(Website and app data records)
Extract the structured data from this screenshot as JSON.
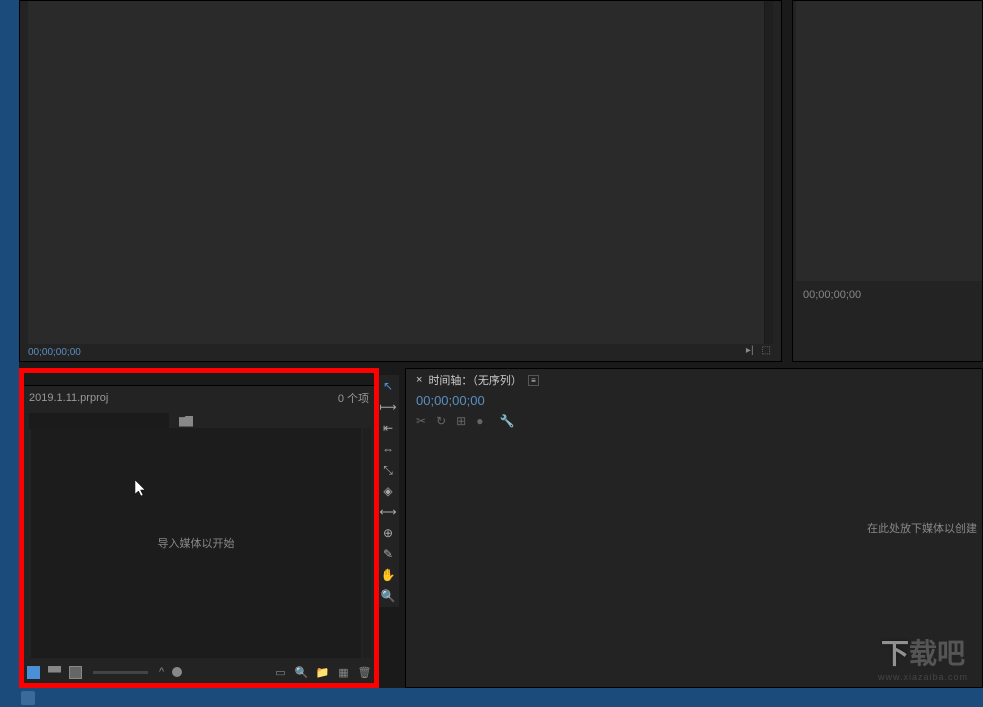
{
  "source": {
    "timecode": "00;00;00;00"
  },
  "program": {
    "timecode": "00;00;00;00"
  },
  "project": {
    "filename": "2019.1.11.prproj",
    "item_count": "0 个项",
    "import_prompt": "导入媒体以开始"
  },
  "timeline": {
    "tab_prefix": "×",
    "tab_label": "时间轴：（无序列）",
    "tab_menu": "≡",
    "timecode": "00;00;00;00",
    "drop_hint": "在此处放下媒体以创建"
  },
  "watermark": {
    "char1": "下",
    "char2": "载",
    "char3": "吧",
    "url": "www.xiazaiba.com"
  },
  "tools": {
    "selection": "↖",
    "track_select": "⟼",
    "ripple": "⇤",
    "rolling": "⇔",
    "rate": "⤡",
    "razor": "◈",
    "slip": "⟷",
    "slide": "⊕",
    "pen": "✎",
    "hand": "✋",
    "zoom": "🔍"
  },
  "timeline_tools": {
    "t1": "✂",
    "t2": "↻",
    "t3": "⊞",
    "t4": "●",
    "wrench": "🔧"
  }
}
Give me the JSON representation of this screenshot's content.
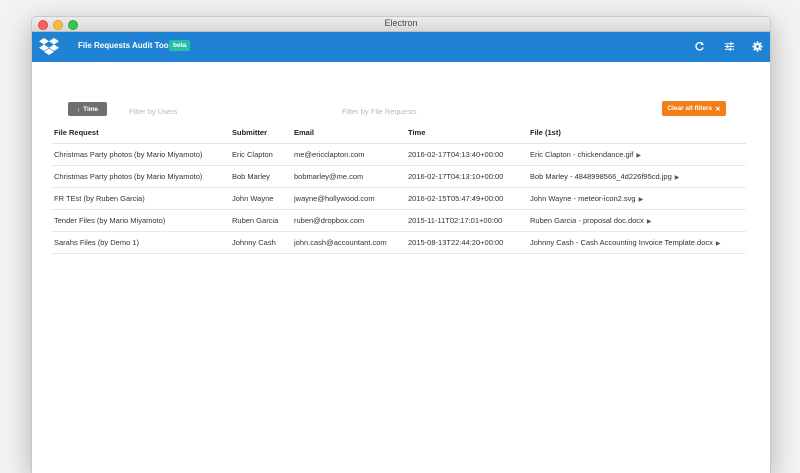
{
  "window": {
    "title": "Electron"
  },
  "appbar": {
    "title": "File Requests Audit Tool",
    "badge": "beta",
    "color": "#1f82d2"
  },
  "filters": {
    "time_label": "Time",
    "users_placeholder": "Filter by Users",
    "requests_placeholder": "Filter by File Requests",
    "clear_label": "Clear all filters",
    "clear_icon": "✕",
    "sort_icon": "↓"
  },
  "table": {
    "headers": [
      "File Request",
      "Submitter",
      "Email",
      "Time",
      "File (1st)"
    ],
    "rows": [
      [
        "Christmas Party photos (by Mario Miyamoto)",
        "Eric Clapton",
        "me@ericclapton.com",
        "2016-02-17T04:13:40+00:00",
        "Eric Clapton - chickendance.gif"
      ],
      [
        "Christmas Party photos (by Mario Miyamoto)",
        "Bob Marley",
        "bobmarley@me.com",
        "2016-02-17T04:13:10+00:00",
        "Bob Marley - 4848998566_4d226f95cd.jpg"
      ],
      [
        "FR TEst (by Ruben Garcia)",
        "John Wayne",
        "jwayne@hollywood.com",
        "2016-02-15T05:47:49+00:00",
        "John Wayne - meteor-icon2.svg"
      ],
      [
        "Tender Files (by Mario Miyamoto)",
        "Ruben Garcia",
        "ruben@dropbox.com",
        "2015-11-11T02:17:01+00:00",
        "Ruben Garcia - proposal doc.docx"
      ],
      [
        "Sarahs Files (by Demo 1)",
        "Johnny Cash",
        "john.cash@accountant.com",
        "2015-08-13T22:44:20+00:00",
        "Johnny Cash - Cash Accounting Invoice Template.docx"
      ]
    ]
  },
  "icons": {
    "logo": "dropbox-logo-icon",
    "refresh": "refresh-icon",
    "filter": "sliders-icon",
    "settings": "gear-icon"
  },
  "colors": {
    "beta": "#26c0a6",
    "clear_button": "#f27e1a",
    "time_button": "#6f6f6f"
  }
}
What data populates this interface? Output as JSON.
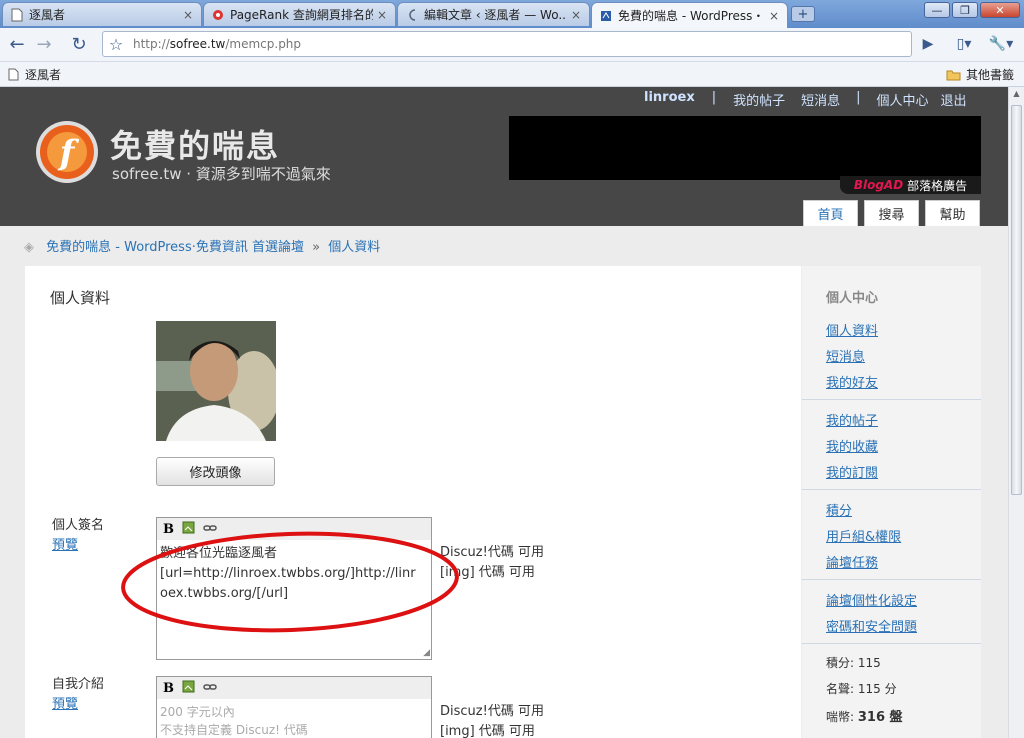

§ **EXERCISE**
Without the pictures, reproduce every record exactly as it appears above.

§ **REPLY**
Extract the structured data from this screenshot as JSON.
{
  "source": {
    "timecode": "00;00;00;00"
  },
  "program": {
    "timecode": "00;00;00;00"
  },
  "project": {
    "filename": "2019.1.11.prproj",
    "item_count": "0 个项",
    "import_prompt": "导入媒体以开始"
  },
  "timeline": {
    "tab_prefix": "×",
    "tab_label": "时间轴：（无序列）",
    "tab_menu": "≡",
    "timecode": "00;00;00;00",
    "drop_hint": "在此处放下媒体以创建"
  },
  "watermark": {
    "char1": "下",
    "char2": "载",
    "char3": "吧",
    "url": "www.xiazaiba.com"
  },
  "tools": {
    "selection": "↖",
    "track_select": "⟼",
    "ripple": "⇤",
    "rolling": "⇔",
    "rate": "⤡",
    "razor": "◈",
    "slip": "⟷",
    "slide": "⊕",
    "pen": "✎",
    "hand": "✋",
    "zoom": "🔍"
  },
  "timeline_tools": {
    "t1": "✂",
    "t2": "↻",
    "t3": "⊞",
    "t4": "●",
    "wrench": "🔧"
  }
}
Give me the JSON representation of this screenshot's content.
{
  "window": {
    "title": "Electron"
  },
  "appbar": {
    "title": "File Requests Audit Tool",
    "badge": "beta",
    "color": "#1f82d2"
  },
  "filters": {
    "time_label": "Time",
    "users_placeholder": "Filter by Users",
    "requests_placeholder": "Filter by File Requests",
    "clear_label": "Clear all filters",
    "clear_icon": "✕",
    "sort_icon": "↓"
  },
  "table": {
    "headers": [
      "File Request",
      "Submitter",
      "Email",
      "Time",
      "File (1st)"
    ],
    "rows": [
      [
        "Christmas Party photos (by Mario Miyamoto)",
        "Eric Clapton",
        "me@ericclapton.com",
        "2016-02-17T04:13:40+00:00",
        "Eric Clapton - chickendance.gif"
      ],
      [
        "Christmas Party photos (by Mario Miyamoto)",
        "Bob Marley",
        "bobmarley@me.com",
        "2016-02-17T04:13:10+00:00",
        "Bob Marley - 4848998566_4d226f95cd.jpg"
      ],
      [
        "FR TEst (by Ruben Garcia)",
        "John Wayne",
        "jwayne@hollywood.com",
        "2016-02-15T05:47:49+00:00",
        "John Wayne - meteor-icon2.svg"
      ],
      [
        "Tender Files (by Mario Miyamoto)",
        "Ruben Garcia",
        "ruben@dropbox.com",
        "2015-11-11T02:17:01+00:00",
        "Ruben Garcia - proposal doc.docx"
      ],
      [
        "Sarahs Files (by Demo 1)",
        "Johnny Cash",
        "john.cash@accountant.com",
        "2015-08-13T22:44:20+00:00",
        "Johnny Cash - Cash Accounting Invoice Template.docx"
      ]
    ]
  },
  "icons": {
    "logo": "dropbox-logo-icon",
    "refresh": "refresh-icon",
    "filter": "sliders-icon",
    "settings": "gear-icon"
  },
  "colors": {
    "beta": "#26c0a6",
    "clear_button": "#f27e1a",
    "time_button": "#6f6f6f"
  }
}
What data populates this interface? Output as JSON.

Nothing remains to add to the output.